I suspect that most of us have family members who make us wince - the aunt who pretends she doesn’t drink, the uncle with the odd hygiene habits, and the nervous cousin who never went to college and yet seems to have a rather specific field of chemistry knowledge. If you are so afflicted by relativity, it may be helpful to remind yourself that that at least your family isn’t stark raving mad. And even if they are, then at least one of them doesn’t think he is royalty. And if one of them does thinks she is a queen, then you can thank God they are not actually royalty. And in the unlikely event that they are actually royalty, well then, at least you can thank heaven they aren't "Herod The Great”. He was also known as “Herod the Builder”, and “Herod the Fecund”, but he was probably best known as “Herod the Paranoid Homicidal Maniac”. But then, as I said, no family is perfect, right?Herod (above) was a second son and he certainly didn’t seem destined to be great. But then, neither did he seem destined to be crazy, either. But he was both. At 25 he had a wife (Doris) and a child (Antipater) and an easy job. He was in charge of Galilee, a poverty stricken back water province of the Roman Empire. But then his father was murdered (poisoned), and his older brother committed suicide (he bashed his own brains out). That promoted Herod to the job of King. And then in 40 BC a rebellion overthrew Herod. Any less of a lunatic would have taken the hint and retired, but Herod refused to accept the harsh reality. With a little help from Rome (the Senate officially elected him “King of the Jews” - without asking the Jews, of course), in 37 BC Herod returned to Palestine, murdered the usurper and took back his throne. By this time he had divorced his dear Doris. So, to reinforce his ties to the religious fanatics (always a good idea in the Middle East) Herod now married the teenage daughter of a priest. Her name was Mariamne.Trying to keep peace within his new family, in 36 BC, Herod appointed his new brother-in-law High Priest. But two years later the new brother-in-law had a little too much to drink at a party and said something offensive about.Herod, to Herod. So, Herod had the brother-in-law water-boarded to death right in front of the guests. It seems homicide was Herod's new "normal:". Then in 29 B.C. Herod had his wife Mariamne executed because he suspected she was conspiring against him. And if she had any brains, she was. Then, when his now ex-Mother-in-Law said Herod was so nuts he was “unfit to rule”, he had her eliminated too. Then in 28 B.C. Herod had his other ex-brother-in-law (and the husband of his daughter) executed. And because he was now out of in-laws, in 23 B.C. Herod married his third wife, Miriamne II (And then a fourth wife, a Samaritan girl named Malthace, followed by a fifth wife, known as Cleopatra of Jerusalem). Herod now had enough in-laws to drive anybody crazy - not that he needed an excuse. His nuclear family tree was starting to look like it had reached critical mass.As was to be expected, by 12 B.C., Herod had become convinced that his sons by Miriamne I, Alexander and Aristobulus, were out to murder him. Again. if they had any brains. they were. Anyway, the Emperor Augustus talked Herod out of killing his sons immediately. But when Herod got hold of a conspiracy theory he was like a paranoid dog in taxidermy school - he was convinced everybody was after his bones. It took him five years but Herod finally compiled enough evidence to convince Augustus that the he, Herod, King of the Jews, was never going to let the matter drop. So with the Emperor’s reluctantly acceptance, both of Miriamne I’s sons were tried and executed in 7 B.C. That left Antipas, his son by Doris (remember her?) as the next in line to the throne. And in keeping with the tradition of dedicated paranoids running Israel and Palestine, in 4 B.C. Herod had him executed, too.

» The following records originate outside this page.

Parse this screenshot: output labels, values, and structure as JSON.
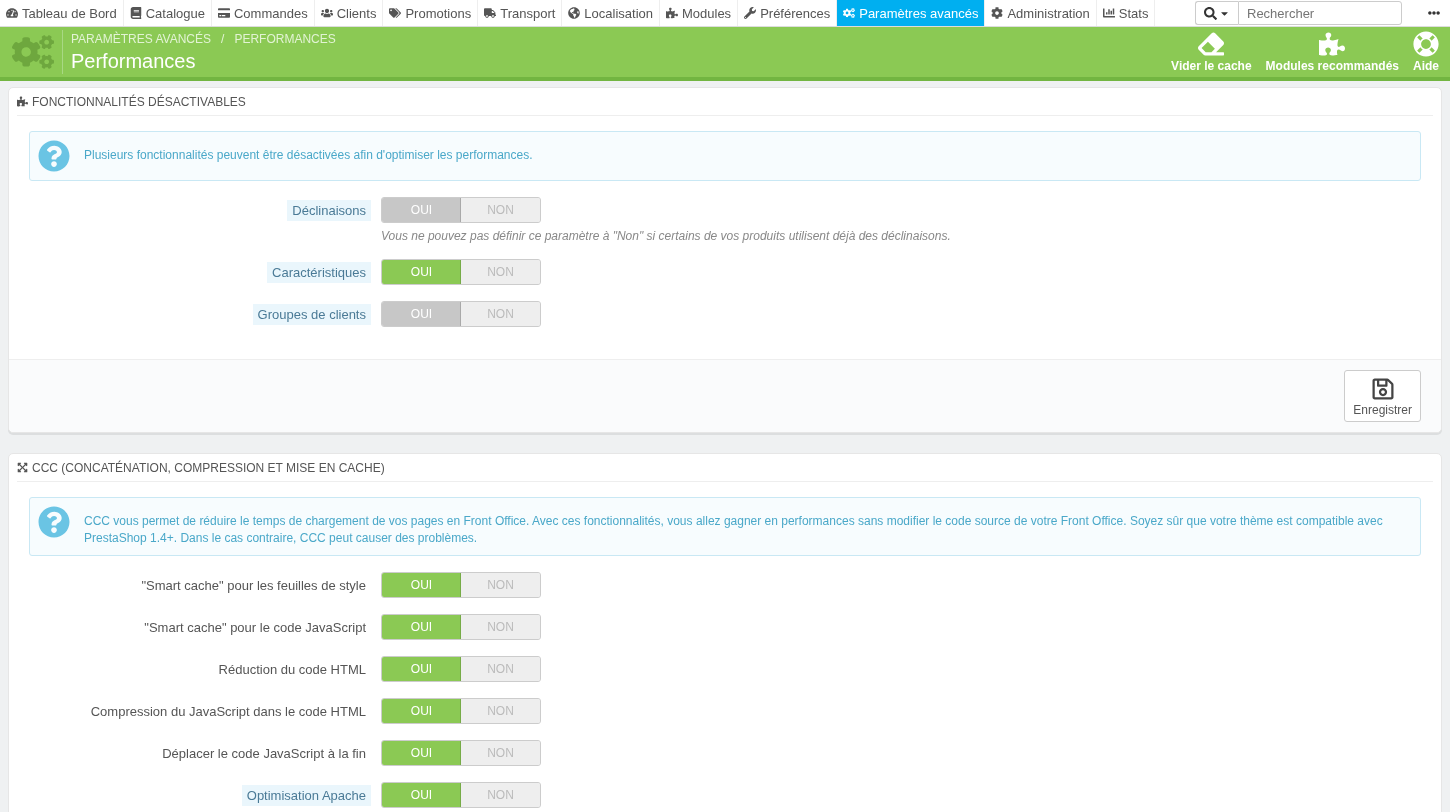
{
  "nav": {
    "items": [
      {
        "label": "Tableau de Bord",
        "selected": false
      },
      {
        "label": "Catalogue",
        "selected": false
      },
      {
        "label": "Commandes",
        "selected": false
      },
      {
        "label": "Clients",
        "selected": false
      },
      {
        "label": "Promotions",
        "selected": false
      },
      {
        "label": "Transport",
        "selected": false
      },
      {
        "label": "Localisation",
        "selected": false
      },
      {
        "label": "Modules",
        "selected": false
      },
      {
        "label": "Préférences",
        "selected": false
      },
      {
        "label": "Paramètres avancés",
        "selected": true
      },
      {
        "label": "Administration",
        "selected": false
      },
      {
        "label": "Stats",
        "selected": false
      }
    ],
    "search": {
      "placeholder": "Rechercher"
    }
  },
  "header": {
    "breadcrumb": [
      "PARAMÈTRES AVANCÉS",
      "PERFORMANCES"
    ],
    "separator": "/",
    "title": "Performances",
    "actions": [
      {
        "label": "Vider le cache"
      },
      {
        "label": "Modules recommandés"
      },
      {
        "label": "Aide"
      }
    ]
  },
  "panels": [
    {
      "title": "FONCTIONNALITÉS DÉSACTIVABLES",
      "info": "Plusieurs fonctionnalités peuvent être désactivées afin d'optimiser les performances.",
      "fields": [
        {
          "label": "Déclinaisons",
          "hint": true,
          "on": true,
          "disabled": true,
          "yes": "OUI",
          "no": "NON",
          "help": "Vous ne pouvez pas définir ce paramètre à \"Non\" si certains de vos produits utilisent déjà des déclinaisons."
        },
        {
          "label": "Caractéristiques",
          "hint": true,
          "on": true,
          "disabled": false,
          "yes": "OUI",
          "no": "NON"
        },
        {
          "label": "Groupes de clients",
          "hint": true,
          "on": true,
          "disabled": true,
          "yes": "OUI",
          "no": "NON"
        }
      ],
      "save": "Enregistrer"
    },
    {
      "title": "CCC (CONCATÉNATION, COMPRESSION ET MISE EN CACHE)",
      "info": "CCC vous permet de réduire le temps de chargement de vos pages en Front Office. Avec ces fonctionnalités, vous allez gagner en performances sans modifier le code source de votre Front Office. Soyez sûr que votre thème est compatible avec PrestaShop 1.4+. Dans le cas contraire, CCC peut causer des problèmes.",
      "fields": [
        {
          "label": "\"Smart cache\" pour les feuilles de style",
          "hint": false,
          "on": true,
          "disabled": false,
          "yes": "OUI",
          "no": "NON"
        },
        {
          "label": "\"Smart cache\" pour le code JavaScript",
          "hint": false,
          "on": true,
          "disabled": false,
          "yes": "OUI",
          "no": "NON"
        },
        {
          "label": "Réduction du code HTML",
          "hint": false,
          "on": true,
          "disabled": false,
          "yes": "OUI",
          "no": "NON"
        },
        {
          "label": "Compression du JavaScript dans le code HTML",
          "hint": false,
          "on": true,
          "disabled": false,
          "yes": "OUI",
          "no": "NON"
        },
        {
          "label": "Déplacer le code JavaScript à la fin",
          "hint": false,
          "on": true,
          "disabled": false,
          "yes": "OUI",
          "no": "NON"
        },
        {
          "label": "Optimisation Apache",
          "hint": true,
          "on": true,
          "disabled": false,
          "yes": "OUI",
          "no": "NON"
        }
      ]
    }
  ]
}
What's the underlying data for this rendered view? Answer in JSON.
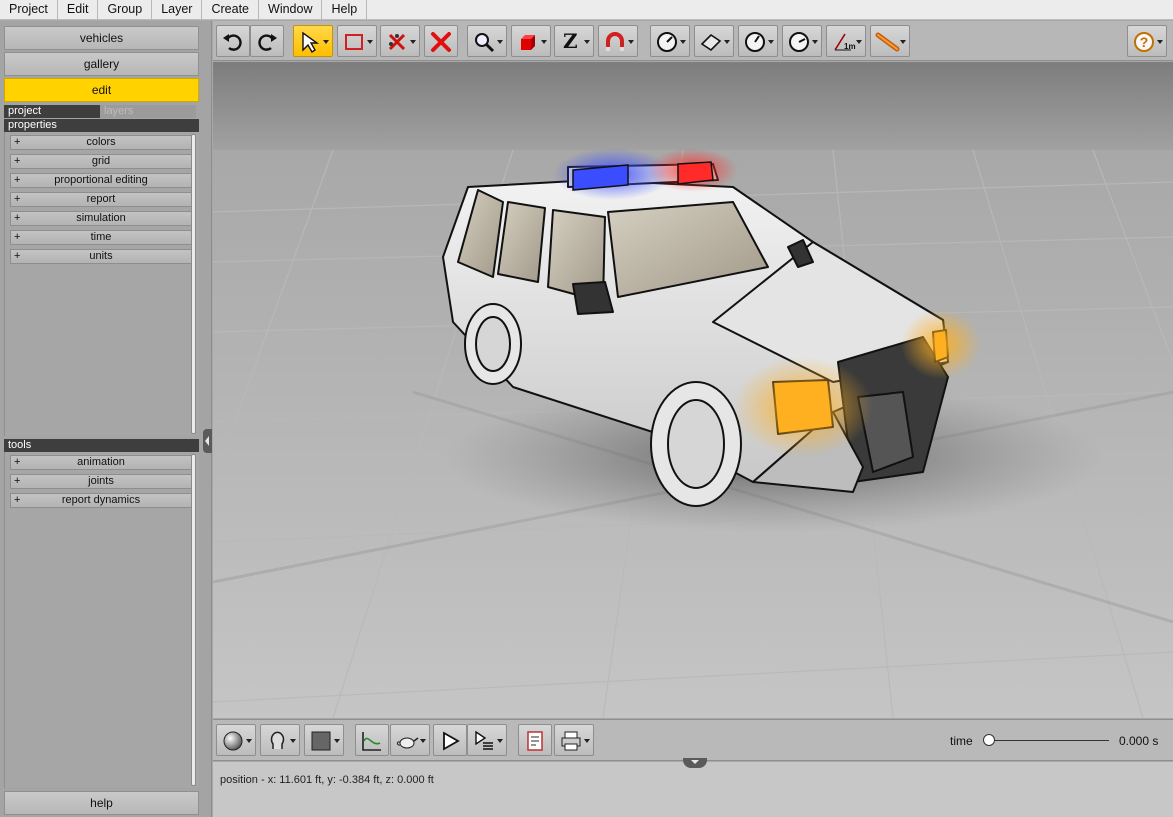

What happened next must have left Herod speechless. He died - of natural causes, in his own bed. I'll bet nobody in the Middle East saw that coming. After his passing, Herod's kingdom was divided between his son Phillip (by Cleopatra) and his sons Archelaus and Antipas (by Malthace). But it was Herod Antipas who managed best to carry on his father’s high standards for familial homicidal lunacy, when he divorced his wife to marry his brother’s wife, Herodias.
It may have been a "love match" (we can certainly hope) but it also ticked off his brother Archelaus, and two other people Antipas really didn’t want to have ticked off at him. First, it angered Antipas' ex-father-in-law, King of Nabtea, who promptly declared war on Antipas. And second, it offended a local religious fanatic you may have heard of, John the Baptist. John condemned the marriage not only because Herodias had been his brother’s wife, but also because the new bride was Herod Antipas’s half sister. This family tree has a million branches, and not one of them is straight.It was a typical Herodian Family Feud. You see the lady at the center of this scandal, Herodias, had already produced a daughter with husband number one. The daughter was named Salome, and not only was Herod Antipas her uncle but he was also now her stepfather. The situation made Herod Antipas a bit sensitive to criticism, and he threw John the Baptist in jail, just to shut him up. And that was when, according to scripture, Salome did her little dance and dropped her seven veils. Her step-daddy Antipas then asked what he could do to thank her for the performance, and Salome suggested, probably at the urging of her mother Herodia, that he could give her the head of John the Baptist: prophet on a plate, blue plate special. It seems a little strange that Josephus, who never met a tall tale he didn’t like, never mentioned this one, but it’s in the bible and I guess that means it just must be true. And the truth is, I’d believe just about anything crazy about this family.
- 30 -